Seer tells Siddaramaiah to recommend minority religious status for Lingayats
Lingayat leaders and religious heads insist their religion was born out of a revolution against Vedic society.Updated: Nov 19, 2017 23:06 IST
Lingayat leaders and religious heads on Sunday urged Karnataka chief minister Siddaramaiah to ensure separate religious status for the community before the forthcoming Assembly elections.
At the annual convention of the Lingayat Mahasabha, Mate Mahadevi, the influential pontiff of the Basava Dharma Peetha, set the chief minister a deadline of December 30 for sending his recommendation to the central government in this regard.
“Elections are due next year and once the model code of conduct comes into force it will not be possible for the government to do so. Hence, I call on the chief minister to make the recommendation by December 30,” Mahadevi said.
Among her five demands is one that Lingayats be recognised as a separate minority religion.
“The chief minister must also announce that Basavanna is the cultural leader of the state,” she said, referring to the 12th century reformer, who founded of the sect.
Demands for recognising Lingayats as a separate religion got a fillip after the chief minister announced earlier this year that he would do so if that was a unanimous demand of the community. The community itself has been split, especially on the question of the sect’s name, with one section calling it Veerashaiva and another calling it Lingayat.
Mahadevi said this was a problem the community had faced only after Independence. “Before that even the British had recognised ours as a religion separate from Hinduism. But unfortunately we lost our freedom after the country gained Independence,” she said.
Mahadevi said it was wrong to classify Basavanna as a Hindu reformer as he had rejected its very basis, the varnashrama dharma. “However, Veerashaivas follow the agama shastras, vedas and upanishads, so they are not a part of the Lingayat sect. In fact, they were brahmins from Andhra Pradesh,” she said.
At the convention, state ministers MB Patil and Vinay Kulkarni, who have been part of the movement demanding separate religious status, also lent their support for the demands.
Kulkarni said the movement was not against any particular community. “Some people say we are trying to break Hindu religion, but that is not true... Anybody born in Hindustan is a Hindu. But within that we are Lingayat religion. Like Muslims had Mohammed, Christians had Christ, Buddhists had Buddha, and Sikhs had Guru Nanak, we have Basavanna,” he said.
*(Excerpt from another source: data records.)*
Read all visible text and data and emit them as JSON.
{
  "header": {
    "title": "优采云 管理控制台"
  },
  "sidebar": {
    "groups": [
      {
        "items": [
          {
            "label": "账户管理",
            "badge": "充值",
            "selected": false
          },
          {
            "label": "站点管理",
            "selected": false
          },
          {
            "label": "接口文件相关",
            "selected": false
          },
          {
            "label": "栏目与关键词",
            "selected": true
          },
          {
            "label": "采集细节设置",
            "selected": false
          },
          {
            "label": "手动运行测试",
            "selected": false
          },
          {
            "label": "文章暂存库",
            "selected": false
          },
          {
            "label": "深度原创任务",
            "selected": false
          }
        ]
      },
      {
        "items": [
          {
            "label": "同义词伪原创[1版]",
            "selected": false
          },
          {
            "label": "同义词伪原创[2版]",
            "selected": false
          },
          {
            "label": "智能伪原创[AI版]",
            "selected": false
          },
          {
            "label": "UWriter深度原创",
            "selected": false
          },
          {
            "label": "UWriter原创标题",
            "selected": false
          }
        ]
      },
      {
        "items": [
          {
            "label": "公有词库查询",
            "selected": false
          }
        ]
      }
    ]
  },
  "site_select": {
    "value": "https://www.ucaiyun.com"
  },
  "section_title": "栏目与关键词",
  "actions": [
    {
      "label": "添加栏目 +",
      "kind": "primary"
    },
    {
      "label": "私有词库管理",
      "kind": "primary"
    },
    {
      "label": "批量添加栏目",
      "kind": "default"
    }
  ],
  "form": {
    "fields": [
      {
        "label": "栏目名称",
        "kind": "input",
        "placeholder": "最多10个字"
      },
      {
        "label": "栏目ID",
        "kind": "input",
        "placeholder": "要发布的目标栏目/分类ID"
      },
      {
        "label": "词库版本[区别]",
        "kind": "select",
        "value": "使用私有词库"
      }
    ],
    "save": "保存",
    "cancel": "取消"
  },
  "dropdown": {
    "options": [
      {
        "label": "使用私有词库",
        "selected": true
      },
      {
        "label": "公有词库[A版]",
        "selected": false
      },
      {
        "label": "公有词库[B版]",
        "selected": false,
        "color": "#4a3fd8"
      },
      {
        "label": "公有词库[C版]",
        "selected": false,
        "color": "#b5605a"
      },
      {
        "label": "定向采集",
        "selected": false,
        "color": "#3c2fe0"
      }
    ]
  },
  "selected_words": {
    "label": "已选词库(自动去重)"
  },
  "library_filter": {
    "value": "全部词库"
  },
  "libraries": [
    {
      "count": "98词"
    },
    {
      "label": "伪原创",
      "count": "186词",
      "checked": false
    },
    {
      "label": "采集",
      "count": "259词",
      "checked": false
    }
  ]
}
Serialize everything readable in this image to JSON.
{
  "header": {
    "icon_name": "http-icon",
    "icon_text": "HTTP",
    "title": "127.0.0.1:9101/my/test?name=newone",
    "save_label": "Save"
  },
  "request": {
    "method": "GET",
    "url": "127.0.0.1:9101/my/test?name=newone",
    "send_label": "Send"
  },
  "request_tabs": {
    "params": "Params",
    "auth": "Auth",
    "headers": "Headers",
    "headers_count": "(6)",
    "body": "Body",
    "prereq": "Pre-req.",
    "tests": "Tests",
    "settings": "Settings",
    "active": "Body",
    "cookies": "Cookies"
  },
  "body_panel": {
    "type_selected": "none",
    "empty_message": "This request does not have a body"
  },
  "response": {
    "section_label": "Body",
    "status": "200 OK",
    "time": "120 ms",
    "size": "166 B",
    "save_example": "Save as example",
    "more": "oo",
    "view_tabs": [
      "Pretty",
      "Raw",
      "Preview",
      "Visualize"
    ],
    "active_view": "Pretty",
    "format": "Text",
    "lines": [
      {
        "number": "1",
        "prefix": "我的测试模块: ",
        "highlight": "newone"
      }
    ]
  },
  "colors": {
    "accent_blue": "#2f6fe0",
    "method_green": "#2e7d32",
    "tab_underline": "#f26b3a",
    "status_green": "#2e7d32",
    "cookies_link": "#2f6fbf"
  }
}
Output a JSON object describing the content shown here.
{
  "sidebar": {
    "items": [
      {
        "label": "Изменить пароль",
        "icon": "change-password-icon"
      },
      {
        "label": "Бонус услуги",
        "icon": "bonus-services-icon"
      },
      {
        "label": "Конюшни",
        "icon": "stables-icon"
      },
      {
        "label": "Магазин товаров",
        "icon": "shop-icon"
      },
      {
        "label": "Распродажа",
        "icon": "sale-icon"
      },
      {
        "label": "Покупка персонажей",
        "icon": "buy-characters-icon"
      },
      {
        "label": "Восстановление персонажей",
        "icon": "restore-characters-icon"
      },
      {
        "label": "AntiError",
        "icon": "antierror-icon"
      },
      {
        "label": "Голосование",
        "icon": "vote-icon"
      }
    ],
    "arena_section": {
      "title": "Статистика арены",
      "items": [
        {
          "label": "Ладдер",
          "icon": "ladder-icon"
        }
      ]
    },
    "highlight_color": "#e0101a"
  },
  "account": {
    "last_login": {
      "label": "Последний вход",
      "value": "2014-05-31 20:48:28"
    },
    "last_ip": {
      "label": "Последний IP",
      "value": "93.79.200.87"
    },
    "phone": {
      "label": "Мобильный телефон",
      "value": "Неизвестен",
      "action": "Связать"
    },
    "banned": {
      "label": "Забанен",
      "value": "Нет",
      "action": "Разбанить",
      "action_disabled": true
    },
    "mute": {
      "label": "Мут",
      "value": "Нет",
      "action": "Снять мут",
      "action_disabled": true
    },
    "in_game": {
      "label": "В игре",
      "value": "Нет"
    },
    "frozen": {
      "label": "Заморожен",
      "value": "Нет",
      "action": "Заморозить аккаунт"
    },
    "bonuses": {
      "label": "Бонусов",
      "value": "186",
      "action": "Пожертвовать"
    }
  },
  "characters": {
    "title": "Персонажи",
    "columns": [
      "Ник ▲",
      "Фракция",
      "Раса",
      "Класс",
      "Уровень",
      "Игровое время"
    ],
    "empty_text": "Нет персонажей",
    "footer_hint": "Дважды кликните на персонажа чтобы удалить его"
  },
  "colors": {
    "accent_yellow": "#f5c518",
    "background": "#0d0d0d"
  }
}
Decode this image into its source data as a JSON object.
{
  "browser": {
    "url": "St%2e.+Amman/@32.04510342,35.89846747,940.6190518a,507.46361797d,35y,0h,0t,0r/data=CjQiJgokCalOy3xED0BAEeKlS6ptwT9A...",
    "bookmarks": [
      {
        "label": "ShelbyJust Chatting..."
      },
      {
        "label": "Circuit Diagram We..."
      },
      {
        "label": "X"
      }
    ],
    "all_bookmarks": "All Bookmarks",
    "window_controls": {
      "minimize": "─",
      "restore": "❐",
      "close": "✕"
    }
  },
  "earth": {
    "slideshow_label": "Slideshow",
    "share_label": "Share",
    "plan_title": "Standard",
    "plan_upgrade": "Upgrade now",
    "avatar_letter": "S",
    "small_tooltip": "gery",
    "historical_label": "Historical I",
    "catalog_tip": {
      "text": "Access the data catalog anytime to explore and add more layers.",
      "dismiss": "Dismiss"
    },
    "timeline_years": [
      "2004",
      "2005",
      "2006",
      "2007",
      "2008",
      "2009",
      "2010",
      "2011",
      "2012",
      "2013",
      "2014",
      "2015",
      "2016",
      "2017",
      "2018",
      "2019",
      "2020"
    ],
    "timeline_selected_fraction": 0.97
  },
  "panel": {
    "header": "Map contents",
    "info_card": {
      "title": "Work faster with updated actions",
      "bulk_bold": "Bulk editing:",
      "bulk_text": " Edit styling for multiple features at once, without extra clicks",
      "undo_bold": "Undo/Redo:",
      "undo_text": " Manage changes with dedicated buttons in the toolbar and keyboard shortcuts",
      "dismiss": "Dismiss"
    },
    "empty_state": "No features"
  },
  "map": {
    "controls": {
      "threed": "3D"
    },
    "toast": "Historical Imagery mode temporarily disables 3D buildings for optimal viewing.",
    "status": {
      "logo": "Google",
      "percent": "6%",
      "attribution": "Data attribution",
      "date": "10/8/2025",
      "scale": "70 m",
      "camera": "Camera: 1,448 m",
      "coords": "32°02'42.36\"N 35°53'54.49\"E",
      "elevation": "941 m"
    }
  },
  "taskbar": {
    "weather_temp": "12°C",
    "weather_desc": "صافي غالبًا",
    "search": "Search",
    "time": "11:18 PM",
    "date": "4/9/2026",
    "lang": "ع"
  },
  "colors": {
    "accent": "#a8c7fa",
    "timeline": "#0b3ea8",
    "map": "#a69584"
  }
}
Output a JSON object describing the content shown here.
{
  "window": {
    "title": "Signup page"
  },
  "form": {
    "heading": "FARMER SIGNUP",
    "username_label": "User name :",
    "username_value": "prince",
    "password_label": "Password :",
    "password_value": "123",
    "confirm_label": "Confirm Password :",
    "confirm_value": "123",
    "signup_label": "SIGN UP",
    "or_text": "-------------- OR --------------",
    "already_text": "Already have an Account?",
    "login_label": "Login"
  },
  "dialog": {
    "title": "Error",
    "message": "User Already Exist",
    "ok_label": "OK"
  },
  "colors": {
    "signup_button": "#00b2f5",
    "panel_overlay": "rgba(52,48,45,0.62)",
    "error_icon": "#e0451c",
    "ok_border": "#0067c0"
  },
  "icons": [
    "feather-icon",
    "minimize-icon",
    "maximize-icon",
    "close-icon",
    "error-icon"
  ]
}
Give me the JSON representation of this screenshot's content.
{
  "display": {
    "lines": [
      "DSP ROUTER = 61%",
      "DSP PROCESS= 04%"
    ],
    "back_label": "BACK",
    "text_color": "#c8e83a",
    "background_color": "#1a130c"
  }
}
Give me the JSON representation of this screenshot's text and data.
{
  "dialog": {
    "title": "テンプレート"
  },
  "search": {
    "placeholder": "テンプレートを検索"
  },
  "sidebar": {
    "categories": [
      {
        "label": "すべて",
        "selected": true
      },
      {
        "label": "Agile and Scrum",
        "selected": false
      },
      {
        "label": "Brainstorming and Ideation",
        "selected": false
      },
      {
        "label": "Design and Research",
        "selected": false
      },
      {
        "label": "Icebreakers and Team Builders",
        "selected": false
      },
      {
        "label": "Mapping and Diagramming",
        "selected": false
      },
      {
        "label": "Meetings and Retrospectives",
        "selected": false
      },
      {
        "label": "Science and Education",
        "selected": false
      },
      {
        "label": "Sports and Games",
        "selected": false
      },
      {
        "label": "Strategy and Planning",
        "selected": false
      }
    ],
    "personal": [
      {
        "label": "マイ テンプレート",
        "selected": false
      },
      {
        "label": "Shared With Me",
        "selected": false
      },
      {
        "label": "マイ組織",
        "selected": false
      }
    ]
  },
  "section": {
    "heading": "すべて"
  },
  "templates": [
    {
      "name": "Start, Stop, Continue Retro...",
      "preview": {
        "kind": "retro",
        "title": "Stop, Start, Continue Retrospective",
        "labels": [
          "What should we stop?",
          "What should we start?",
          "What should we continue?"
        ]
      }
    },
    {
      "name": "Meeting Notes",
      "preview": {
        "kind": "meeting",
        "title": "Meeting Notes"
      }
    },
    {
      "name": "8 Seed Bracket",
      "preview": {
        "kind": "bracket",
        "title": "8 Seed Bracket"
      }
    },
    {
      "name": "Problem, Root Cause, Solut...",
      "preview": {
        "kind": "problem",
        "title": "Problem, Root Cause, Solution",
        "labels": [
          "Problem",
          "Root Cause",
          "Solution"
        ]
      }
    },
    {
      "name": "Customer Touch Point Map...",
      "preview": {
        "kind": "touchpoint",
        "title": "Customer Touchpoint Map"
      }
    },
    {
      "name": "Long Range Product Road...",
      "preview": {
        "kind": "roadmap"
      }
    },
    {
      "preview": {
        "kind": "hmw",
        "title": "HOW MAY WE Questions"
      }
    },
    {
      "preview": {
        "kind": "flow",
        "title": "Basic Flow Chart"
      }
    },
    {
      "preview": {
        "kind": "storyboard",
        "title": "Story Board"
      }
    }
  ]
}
Referring to some Veerashaiva leaders who have claimed that the two names are of the same sect and that it is part of Hinduism, Kulkarni said, “We have only one request. You demand what you want, but just leave us out of it so that we can make our demand for separate religion status.”
Patil, meanwhile, said that he had himself signed a petition calling for Veerashaiva-Lingayat to be recognised as a separate religion.
“But that petition was rejected thrice. Then I got thinking about the reason for this, and then it became clear that as long as the name Veerashaiva is used it will be considered as a branch of Shaivite philosophy and a part of Hindu religion.”
Patil said after this realisation he went about gathering facts and realised that the religion had to be called Lingayat. “Only in 2014, Jains were recognised as a minority religion. I want to ask (BJP president) Amit Shah if the Hindu religion was broken when Jains and Sikhs were called a minority? Why are these allegations made only when Lingayats have raised this demand?”
SM Jamdar, a retired IAS officer, who is at the forefront of the agitation, said he had documents that showed that a conspiracy had been hatched to include Lingayats in Hindu religion.
“In the Census of 1871, Lingayats were classified as a separate religious group. But this changed in the 1981 Census thanks to the conspiracy of the then Diwan of Mysore,” Jamdar said. “The British even had a Lingayat regiment,” he added.
Jamdar said the Lingayat religion was born out of a revolution against Vedic society. “The basic tenets of Hindu religion were rejected,” he said. “We are not asking for a new religion to be formed, but that an existing religion be recognised officially as being separate from Hinduism.”
First Published: Nov 19, 2017 19:58 IST